Adami said he would be buying bonds and believes the 10-year Treasury yield will come down as well. He was also surprised to see the European Central Bank cut its interest rates.
Gap (GPS) reported better-than-expected third-quarter sales and raised its full-year guidance. Brown said the company is doing all the right things, but that he would not chase it after its 9% move higher.
Priceline.com (PCLN) beat on the top and bottom lines and Adami said the stock seems likely to continue higher because it's not expensive valuation-wise.
Tesla Motors (TSLA) fell 15% this week and Grasso said $125 should be the next level of support. Should it fail, the 200-day moving average at $104 should be the next support level.
George Economou, chairman and CEO of DryShips (DRYS) and Ocean Rig UDW (ORIG), was a guest on the show who said that peak shipping rates have yet to be hit and will go higher over the next one to two years. He added that China is more likely to get stronger, rather than slow down.
DRYS is off 26% from its October highs but Kelly said the stock is near support. He added that Baltic Trading Limited (BALT) is more of "pure play" on the sector.
Twitter (TWTR) fell 7% on its second day of trading. Brown said he bought a small position for the long term and would buy more in the $30's. Grasso concurred and said the stock is unlikely to flounder like Facebook (FB).
Adami said the stock seems as if it could trade down to the low-$30 level.
Regarding Alibaba's upcoming IPO, Grasso said the easiest way for most investors to play it is through Yahoo! (YHOO), which owns a large stake in Alibaba, and could go to $40.
Whole Foods Market (WFM) was the first company on the show's "Pops & Drops" segment. Kelly said the stock seems likely to trade sideways for a while and advised investors to avoid it for a month or so.
Abercrombie & Fitch (ANF) dropped 7% this week and Grasso said he would not be a buyer.
Michael Kors (KORS) jumped 6% on the week.

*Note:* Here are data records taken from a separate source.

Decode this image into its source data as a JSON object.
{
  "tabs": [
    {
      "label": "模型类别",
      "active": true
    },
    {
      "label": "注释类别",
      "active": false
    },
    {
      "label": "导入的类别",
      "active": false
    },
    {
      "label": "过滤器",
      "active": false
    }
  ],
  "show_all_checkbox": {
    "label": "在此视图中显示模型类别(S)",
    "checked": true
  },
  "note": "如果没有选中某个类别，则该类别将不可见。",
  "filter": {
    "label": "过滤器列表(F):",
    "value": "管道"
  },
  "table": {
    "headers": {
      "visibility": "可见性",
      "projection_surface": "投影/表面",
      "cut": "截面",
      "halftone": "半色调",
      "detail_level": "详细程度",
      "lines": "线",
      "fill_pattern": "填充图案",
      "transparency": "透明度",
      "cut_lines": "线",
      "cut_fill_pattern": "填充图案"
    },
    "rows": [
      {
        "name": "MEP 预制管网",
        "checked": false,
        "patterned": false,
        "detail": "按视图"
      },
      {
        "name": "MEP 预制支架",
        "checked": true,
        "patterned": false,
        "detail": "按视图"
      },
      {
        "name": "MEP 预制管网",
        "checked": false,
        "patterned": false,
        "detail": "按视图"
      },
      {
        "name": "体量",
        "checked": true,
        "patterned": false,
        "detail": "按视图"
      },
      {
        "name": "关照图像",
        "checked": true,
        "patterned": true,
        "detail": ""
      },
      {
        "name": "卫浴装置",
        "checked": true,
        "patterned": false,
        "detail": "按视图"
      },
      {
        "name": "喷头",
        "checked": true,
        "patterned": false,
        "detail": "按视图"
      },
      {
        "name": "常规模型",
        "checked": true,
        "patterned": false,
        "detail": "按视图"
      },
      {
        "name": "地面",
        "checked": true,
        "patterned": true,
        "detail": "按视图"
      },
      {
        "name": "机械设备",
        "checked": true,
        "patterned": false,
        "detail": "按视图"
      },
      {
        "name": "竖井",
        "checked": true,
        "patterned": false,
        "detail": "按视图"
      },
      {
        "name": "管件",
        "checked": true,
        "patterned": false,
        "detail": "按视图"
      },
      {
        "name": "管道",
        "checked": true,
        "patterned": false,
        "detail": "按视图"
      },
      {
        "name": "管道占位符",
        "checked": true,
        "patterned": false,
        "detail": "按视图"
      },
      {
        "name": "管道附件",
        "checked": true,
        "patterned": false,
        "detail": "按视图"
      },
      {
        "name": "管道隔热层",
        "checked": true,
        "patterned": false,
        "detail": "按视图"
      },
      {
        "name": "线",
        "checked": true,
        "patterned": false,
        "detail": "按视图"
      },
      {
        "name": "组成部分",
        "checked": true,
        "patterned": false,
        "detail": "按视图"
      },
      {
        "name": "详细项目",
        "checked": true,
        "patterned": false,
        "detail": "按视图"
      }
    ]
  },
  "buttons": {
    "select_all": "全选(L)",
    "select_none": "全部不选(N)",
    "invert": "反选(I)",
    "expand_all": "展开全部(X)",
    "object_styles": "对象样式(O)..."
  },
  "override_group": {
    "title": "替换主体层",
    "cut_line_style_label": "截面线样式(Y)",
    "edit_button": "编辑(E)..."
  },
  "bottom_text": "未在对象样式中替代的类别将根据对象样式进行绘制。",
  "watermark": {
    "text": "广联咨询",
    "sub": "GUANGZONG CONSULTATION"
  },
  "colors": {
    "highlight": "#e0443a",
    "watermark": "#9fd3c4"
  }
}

Adami said he wouldn't short the name, but suggested taking profits.
Zillow (Z) fell 4% this week and Brown said to avoid the stock after it broke the $80 support level.
For their final trades, Guy Adami was a buyer of KAR Auction Services (KAR) and Grasso said to buy YHOO. Kelly was buying the WisdomTree Japan Hedged Equity ETF (DXJ) and Brown said to buy Ecolab (ECL).
-- Written by Bret Kenwell in Petoskey, Mich.